**What to do:**
Which lines below hold the word "name"? Report each one.

[Data records]
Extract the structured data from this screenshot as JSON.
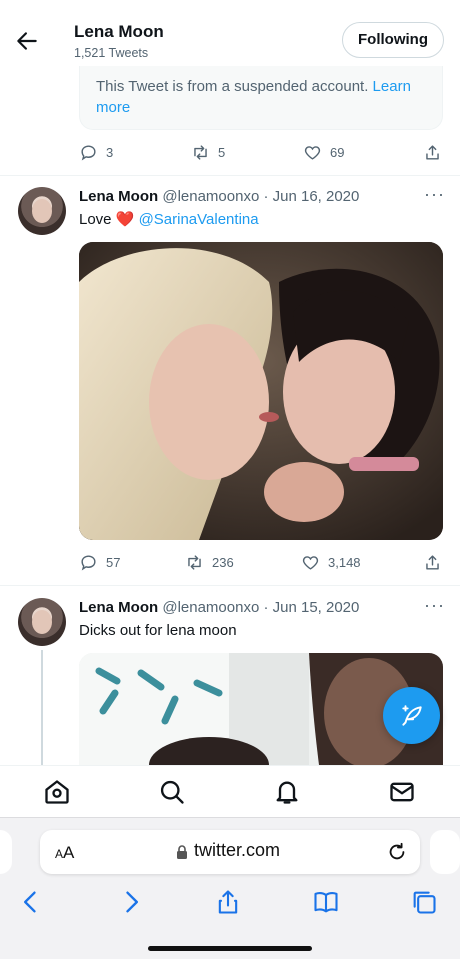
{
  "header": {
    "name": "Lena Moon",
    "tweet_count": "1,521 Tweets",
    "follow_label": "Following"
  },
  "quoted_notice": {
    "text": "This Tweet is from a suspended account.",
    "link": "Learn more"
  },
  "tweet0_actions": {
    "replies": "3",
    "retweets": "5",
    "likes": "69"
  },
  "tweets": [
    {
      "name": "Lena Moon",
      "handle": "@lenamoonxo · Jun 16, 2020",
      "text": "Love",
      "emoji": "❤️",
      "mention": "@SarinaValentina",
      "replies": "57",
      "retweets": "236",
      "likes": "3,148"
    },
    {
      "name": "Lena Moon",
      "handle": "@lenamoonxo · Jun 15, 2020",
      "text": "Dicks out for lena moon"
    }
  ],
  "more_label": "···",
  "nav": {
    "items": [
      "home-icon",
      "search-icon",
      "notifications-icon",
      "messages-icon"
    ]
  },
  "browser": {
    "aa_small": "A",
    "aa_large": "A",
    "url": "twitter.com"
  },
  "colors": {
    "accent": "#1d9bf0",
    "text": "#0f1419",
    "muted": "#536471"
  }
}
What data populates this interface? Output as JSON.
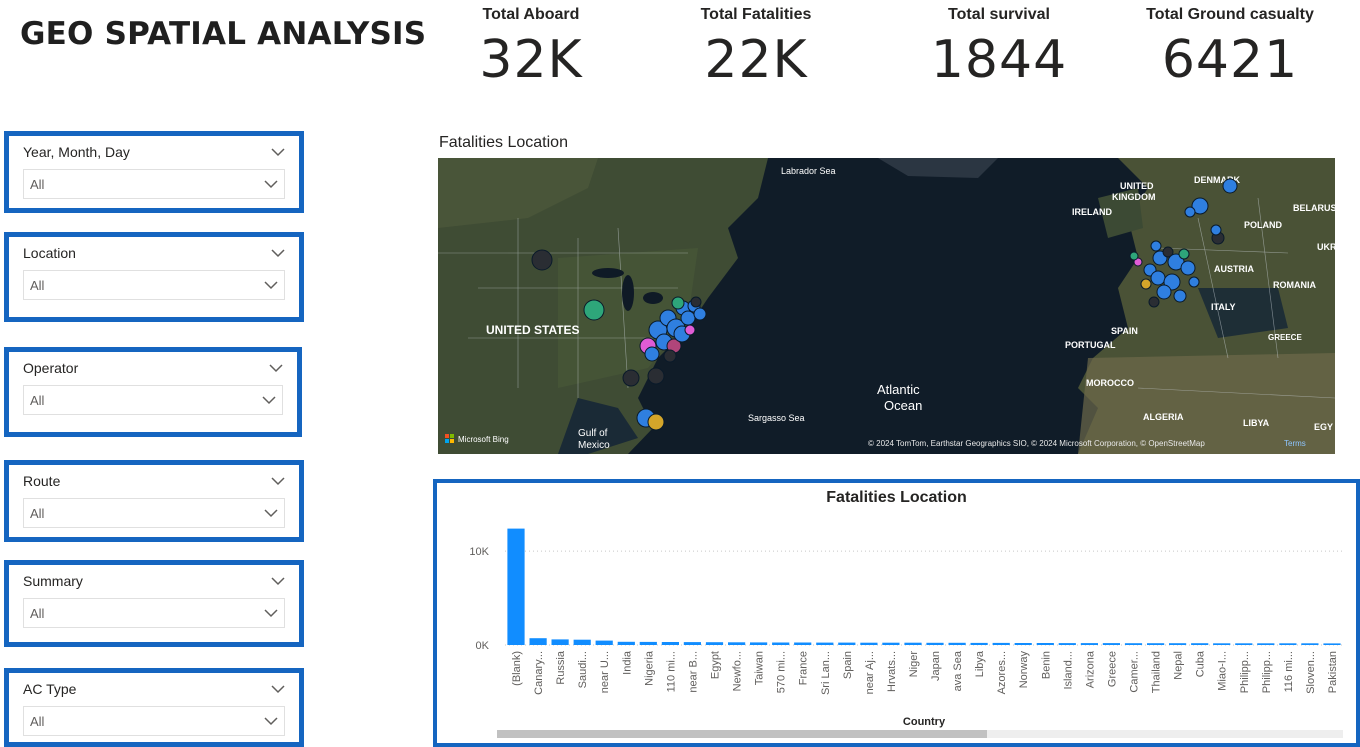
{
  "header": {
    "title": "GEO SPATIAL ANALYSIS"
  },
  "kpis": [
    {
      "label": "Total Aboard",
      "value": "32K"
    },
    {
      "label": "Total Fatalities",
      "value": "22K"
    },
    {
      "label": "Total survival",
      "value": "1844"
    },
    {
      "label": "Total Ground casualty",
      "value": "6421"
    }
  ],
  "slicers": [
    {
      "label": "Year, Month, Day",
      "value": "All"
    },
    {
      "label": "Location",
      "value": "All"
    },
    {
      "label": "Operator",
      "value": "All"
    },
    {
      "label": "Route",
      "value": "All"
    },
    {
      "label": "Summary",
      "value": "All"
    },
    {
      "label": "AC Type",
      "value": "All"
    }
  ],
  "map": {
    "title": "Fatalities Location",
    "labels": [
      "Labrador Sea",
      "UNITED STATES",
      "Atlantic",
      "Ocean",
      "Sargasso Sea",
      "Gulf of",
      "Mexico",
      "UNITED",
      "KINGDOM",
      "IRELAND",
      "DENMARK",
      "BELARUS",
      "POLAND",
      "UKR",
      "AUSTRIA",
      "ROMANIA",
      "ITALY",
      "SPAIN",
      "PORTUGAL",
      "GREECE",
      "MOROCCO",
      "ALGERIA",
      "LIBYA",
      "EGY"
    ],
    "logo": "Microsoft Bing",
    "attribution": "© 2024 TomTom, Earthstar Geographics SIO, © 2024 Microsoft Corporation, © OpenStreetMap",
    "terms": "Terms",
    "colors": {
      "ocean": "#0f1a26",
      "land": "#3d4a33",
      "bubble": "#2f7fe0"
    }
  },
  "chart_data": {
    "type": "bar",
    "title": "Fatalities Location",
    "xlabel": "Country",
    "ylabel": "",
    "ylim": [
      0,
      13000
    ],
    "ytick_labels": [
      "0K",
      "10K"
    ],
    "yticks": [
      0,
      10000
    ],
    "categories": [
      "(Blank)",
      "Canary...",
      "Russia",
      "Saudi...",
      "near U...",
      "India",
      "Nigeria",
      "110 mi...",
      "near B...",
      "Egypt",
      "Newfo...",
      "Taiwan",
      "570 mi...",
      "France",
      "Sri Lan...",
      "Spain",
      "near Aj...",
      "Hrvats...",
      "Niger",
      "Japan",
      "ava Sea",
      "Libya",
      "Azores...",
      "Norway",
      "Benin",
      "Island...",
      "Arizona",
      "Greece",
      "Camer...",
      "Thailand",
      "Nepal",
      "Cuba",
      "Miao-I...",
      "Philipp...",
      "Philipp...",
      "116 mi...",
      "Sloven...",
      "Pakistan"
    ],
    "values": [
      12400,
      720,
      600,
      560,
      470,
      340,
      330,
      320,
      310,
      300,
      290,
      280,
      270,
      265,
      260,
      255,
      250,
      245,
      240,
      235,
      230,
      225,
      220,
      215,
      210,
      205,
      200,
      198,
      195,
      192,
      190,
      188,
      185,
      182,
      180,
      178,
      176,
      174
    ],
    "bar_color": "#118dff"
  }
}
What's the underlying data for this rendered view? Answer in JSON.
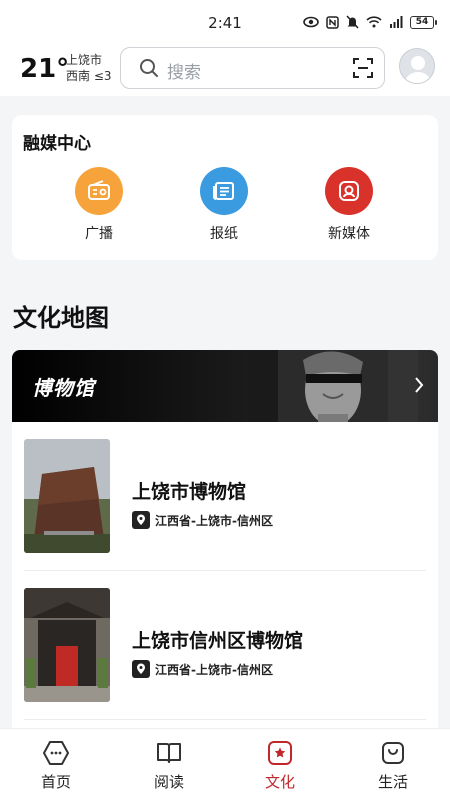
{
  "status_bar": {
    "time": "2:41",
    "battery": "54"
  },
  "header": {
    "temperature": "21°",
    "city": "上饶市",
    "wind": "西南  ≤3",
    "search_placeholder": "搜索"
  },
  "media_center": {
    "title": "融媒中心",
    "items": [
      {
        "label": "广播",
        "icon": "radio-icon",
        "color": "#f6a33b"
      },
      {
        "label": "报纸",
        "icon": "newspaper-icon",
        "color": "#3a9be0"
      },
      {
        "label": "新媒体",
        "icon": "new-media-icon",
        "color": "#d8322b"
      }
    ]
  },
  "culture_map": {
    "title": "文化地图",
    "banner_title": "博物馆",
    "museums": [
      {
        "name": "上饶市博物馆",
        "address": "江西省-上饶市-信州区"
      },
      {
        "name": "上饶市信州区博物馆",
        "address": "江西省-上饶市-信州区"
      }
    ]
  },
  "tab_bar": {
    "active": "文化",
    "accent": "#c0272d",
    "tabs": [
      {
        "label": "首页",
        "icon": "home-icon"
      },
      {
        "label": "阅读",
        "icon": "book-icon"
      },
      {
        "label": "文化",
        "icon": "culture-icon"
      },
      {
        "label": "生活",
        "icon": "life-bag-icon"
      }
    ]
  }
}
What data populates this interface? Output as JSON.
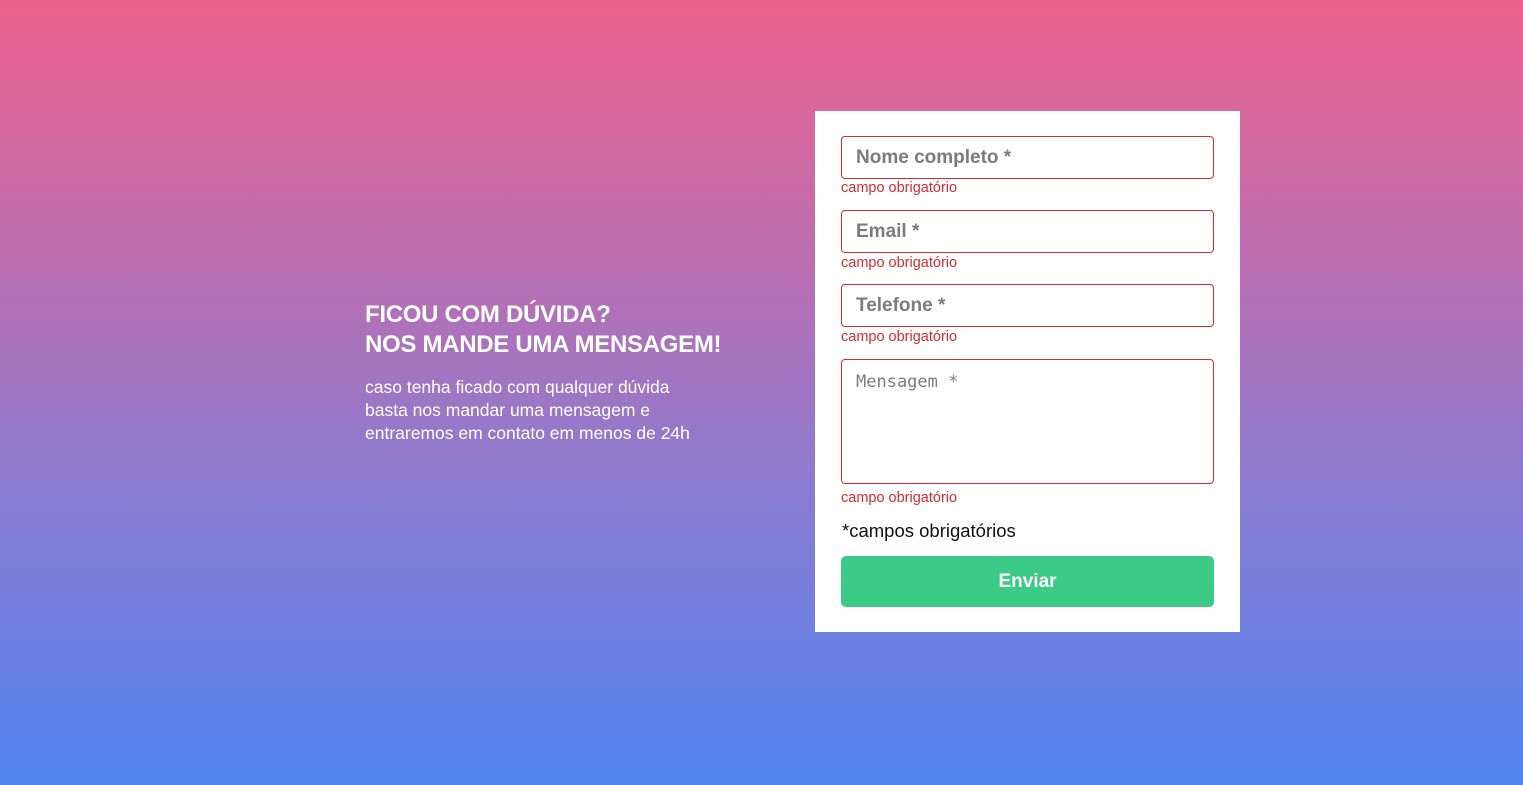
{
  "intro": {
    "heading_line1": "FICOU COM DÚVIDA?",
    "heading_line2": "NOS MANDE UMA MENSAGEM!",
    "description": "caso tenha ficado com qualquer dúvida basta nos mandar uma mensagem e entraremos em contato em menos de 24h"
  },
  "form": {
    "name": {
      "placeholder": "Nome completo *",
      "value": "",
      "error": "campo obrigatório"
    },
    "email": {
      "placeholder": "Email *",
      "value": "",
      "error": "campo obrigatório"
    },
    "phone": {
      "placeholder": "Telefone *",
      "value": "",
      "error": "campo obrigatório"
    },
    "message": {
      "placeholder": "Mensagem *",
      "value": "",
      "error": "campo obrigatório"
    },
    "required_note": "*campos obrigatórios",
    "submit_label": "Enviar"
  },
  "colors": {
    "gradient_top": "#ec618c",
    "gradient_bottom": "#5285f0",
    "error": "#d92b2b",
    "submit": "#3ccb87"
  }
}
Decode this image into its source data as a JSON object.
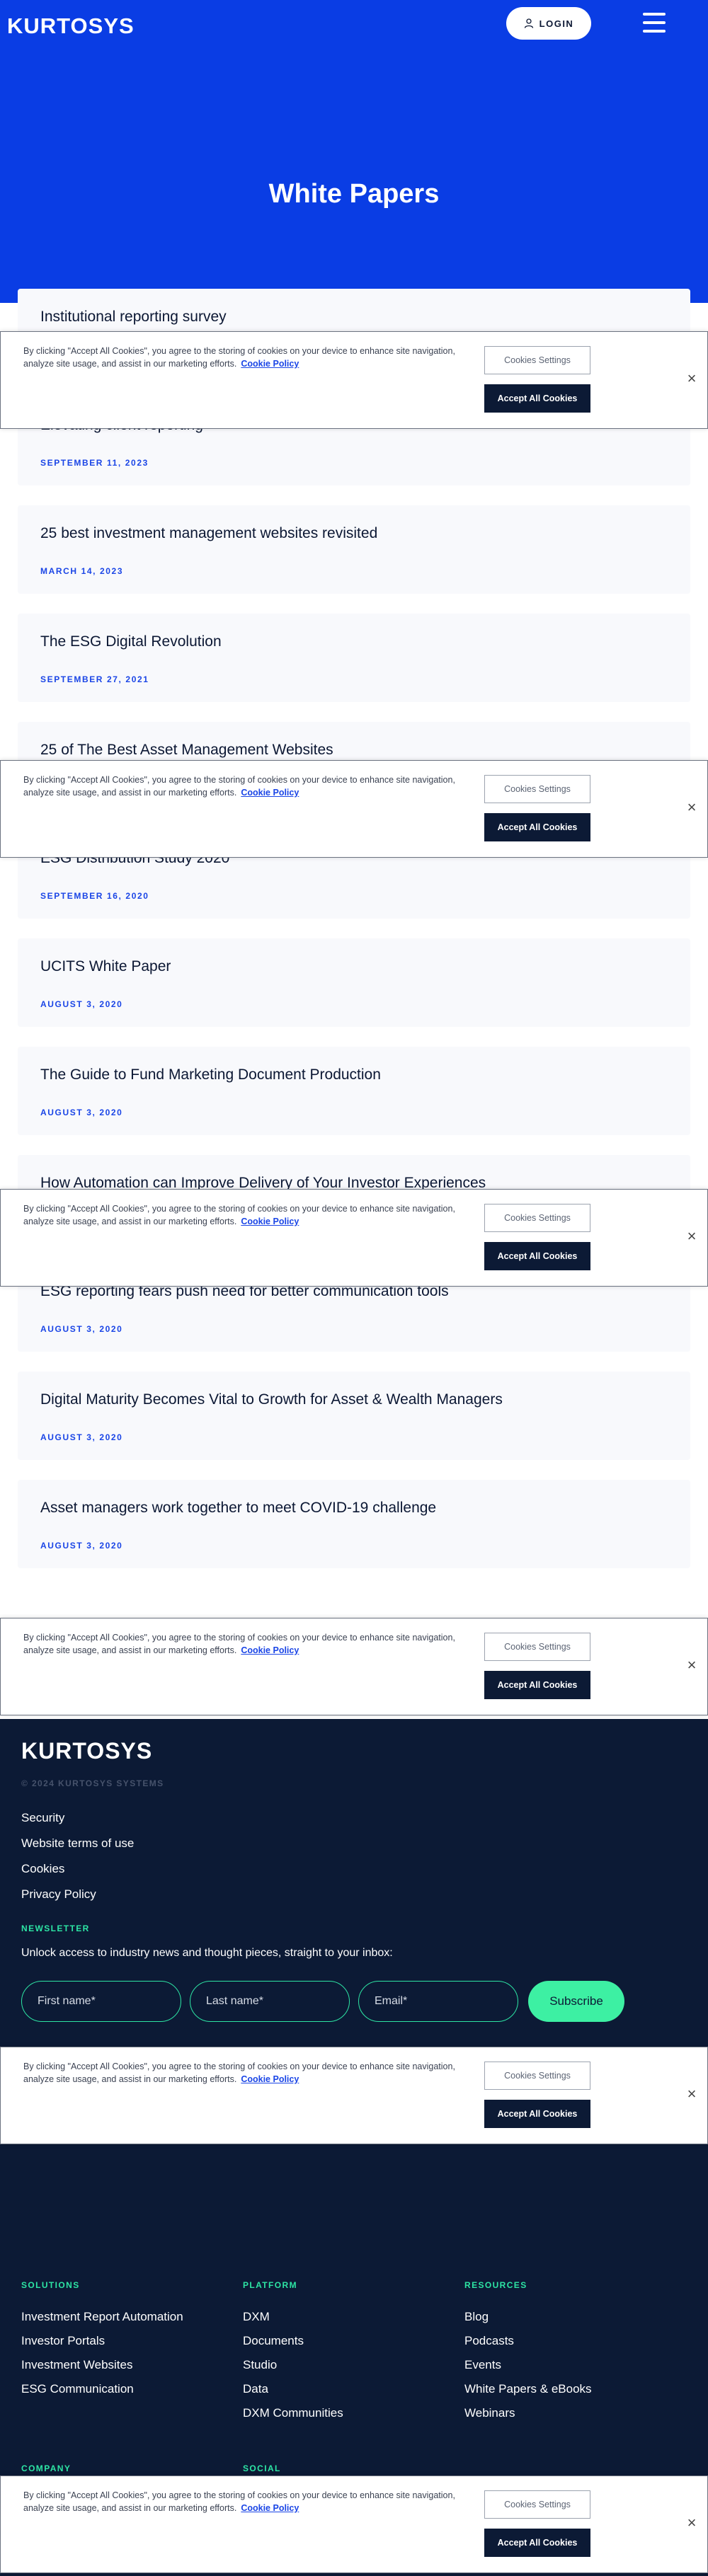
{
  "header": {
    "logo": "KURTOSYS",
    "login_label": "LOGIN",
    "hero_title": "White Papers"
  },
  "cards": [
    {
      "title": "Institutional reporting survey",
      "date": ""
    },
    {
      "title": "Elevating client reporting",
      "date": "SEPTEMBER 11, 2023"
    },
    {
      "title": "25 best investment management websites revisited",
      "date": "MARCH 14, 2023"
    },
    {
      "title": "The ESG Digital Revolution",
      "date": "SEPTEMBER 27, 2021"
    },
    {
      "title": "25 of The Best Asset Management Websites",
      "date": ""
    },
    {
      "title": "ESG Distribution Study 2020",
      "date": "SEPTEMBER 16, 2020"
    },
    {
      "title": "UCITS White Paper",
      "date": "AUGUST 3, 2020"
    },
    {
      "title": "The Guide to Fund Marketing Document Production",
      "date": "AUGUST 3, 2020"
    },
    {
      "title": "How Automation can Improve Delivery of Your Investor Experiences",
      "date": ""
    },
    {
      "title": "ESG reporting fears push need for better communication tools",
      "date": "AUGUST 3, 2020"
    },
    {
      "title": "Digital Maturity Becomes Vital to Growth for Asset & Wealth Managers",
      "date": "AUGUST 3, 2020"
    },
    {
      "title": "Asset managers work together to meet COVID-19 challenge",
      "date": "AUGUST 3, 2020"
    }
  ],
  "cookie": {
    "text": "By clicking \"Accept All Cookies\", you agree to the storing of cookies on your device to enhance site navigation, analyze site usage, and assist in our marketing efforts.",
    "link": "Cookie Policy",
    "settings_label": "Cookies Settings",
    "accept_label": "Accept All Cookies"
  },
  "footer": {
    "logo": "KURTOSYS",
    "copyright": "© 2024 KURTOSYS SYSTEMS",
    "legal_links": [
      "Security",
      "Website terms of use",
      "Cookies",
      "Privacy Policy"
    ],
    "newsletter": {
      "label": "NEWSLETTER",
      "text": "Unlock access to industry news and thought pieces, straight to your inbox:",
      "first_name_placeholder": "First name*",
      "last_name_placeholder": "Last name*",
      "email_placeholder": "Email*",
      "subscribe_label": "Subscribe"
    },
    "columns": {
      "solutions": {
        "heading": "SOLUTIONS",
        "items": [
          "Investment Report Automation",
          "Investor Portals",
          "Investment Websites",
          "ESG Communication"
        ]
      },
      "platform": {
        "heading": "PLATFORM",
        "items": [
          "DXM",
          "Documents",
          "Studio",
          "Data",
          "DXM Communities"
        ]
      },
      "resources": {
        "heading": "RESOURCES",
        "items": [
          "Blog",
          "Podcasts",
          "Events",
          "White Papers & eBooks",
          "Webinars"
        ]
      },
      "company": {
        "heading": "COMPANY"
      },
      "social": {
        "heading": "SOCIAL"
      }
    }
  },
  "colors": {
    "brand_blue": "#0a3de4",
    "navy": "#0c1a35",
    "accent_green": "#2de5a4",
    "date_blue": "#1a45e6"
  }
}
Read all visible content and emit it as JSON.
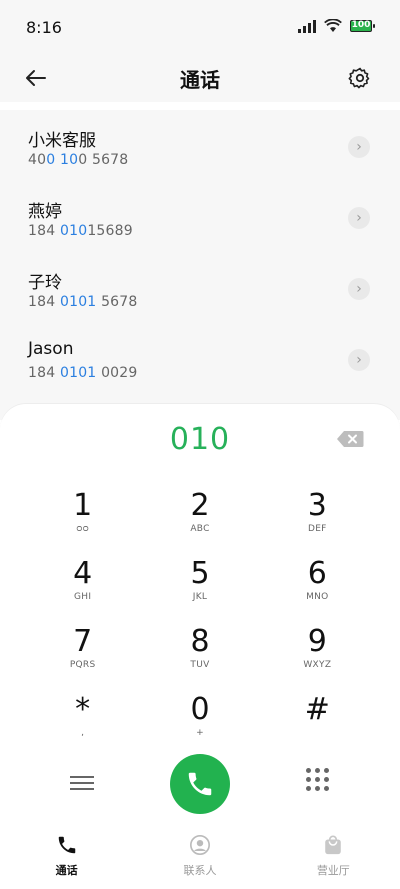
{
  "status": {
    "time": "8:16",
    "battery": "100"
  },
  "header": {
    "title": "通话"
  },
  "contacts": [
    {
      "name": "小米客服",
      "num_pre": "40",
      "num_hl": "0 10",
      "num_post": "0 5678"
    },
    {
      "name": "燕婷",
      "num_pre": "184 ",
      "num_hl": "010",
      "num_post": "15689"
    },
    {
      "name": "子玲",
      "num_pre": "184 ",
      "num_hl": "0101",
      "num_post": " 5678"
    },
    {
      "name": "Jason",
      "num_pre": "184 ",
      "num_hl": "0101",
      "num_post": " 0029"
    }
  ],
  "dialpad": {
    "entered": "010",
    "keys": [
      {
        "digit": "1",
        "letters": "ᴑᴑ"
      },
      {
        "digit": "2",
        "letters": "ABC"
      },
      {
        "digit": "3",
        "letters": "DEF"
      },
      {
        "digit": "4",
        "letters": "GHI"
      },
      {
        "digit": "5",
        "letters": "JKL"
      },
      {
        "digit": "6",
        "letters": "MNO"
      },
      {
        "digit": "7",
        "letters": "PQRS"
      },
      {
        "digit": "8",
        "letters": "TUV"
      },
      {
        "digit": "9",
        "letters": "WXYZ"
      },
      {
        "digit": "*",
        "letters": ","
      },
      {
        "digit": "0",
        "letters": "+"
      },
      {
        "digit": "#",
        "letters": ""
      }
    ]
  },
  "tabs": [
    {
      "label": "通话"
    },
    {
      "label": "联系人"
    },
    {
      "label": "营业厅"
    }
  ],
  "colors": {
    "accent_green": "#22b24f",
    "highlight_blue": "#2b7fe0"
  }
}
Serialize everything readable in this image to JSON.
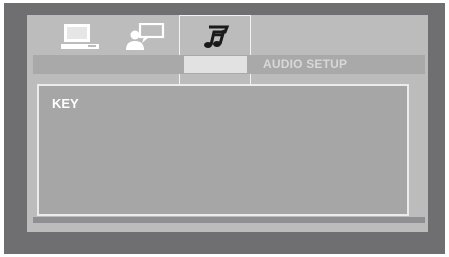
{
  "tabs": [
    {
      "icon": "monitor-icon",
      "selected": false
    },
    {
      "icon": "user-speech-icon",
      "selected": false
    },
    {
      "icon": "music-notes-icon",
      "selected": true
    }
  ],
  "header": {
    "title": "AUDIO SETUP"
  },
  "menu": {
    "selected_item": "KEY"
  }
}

**Reply to the exercise:**
    "name": "Lena Moon",
      "name": "Lena Moon",
      "name": "Lena Moon",
        "name": "上饶市博物馆",
        "name": "上饶市信州区博物馆",
    "name": {
      "first_name_placeholder": "First name*",
      "last_name_placeholder": "Last name*",
      "name": "小米客服",
      "name": "燕婷",
      "name": "子玲",
      "name": "Jason",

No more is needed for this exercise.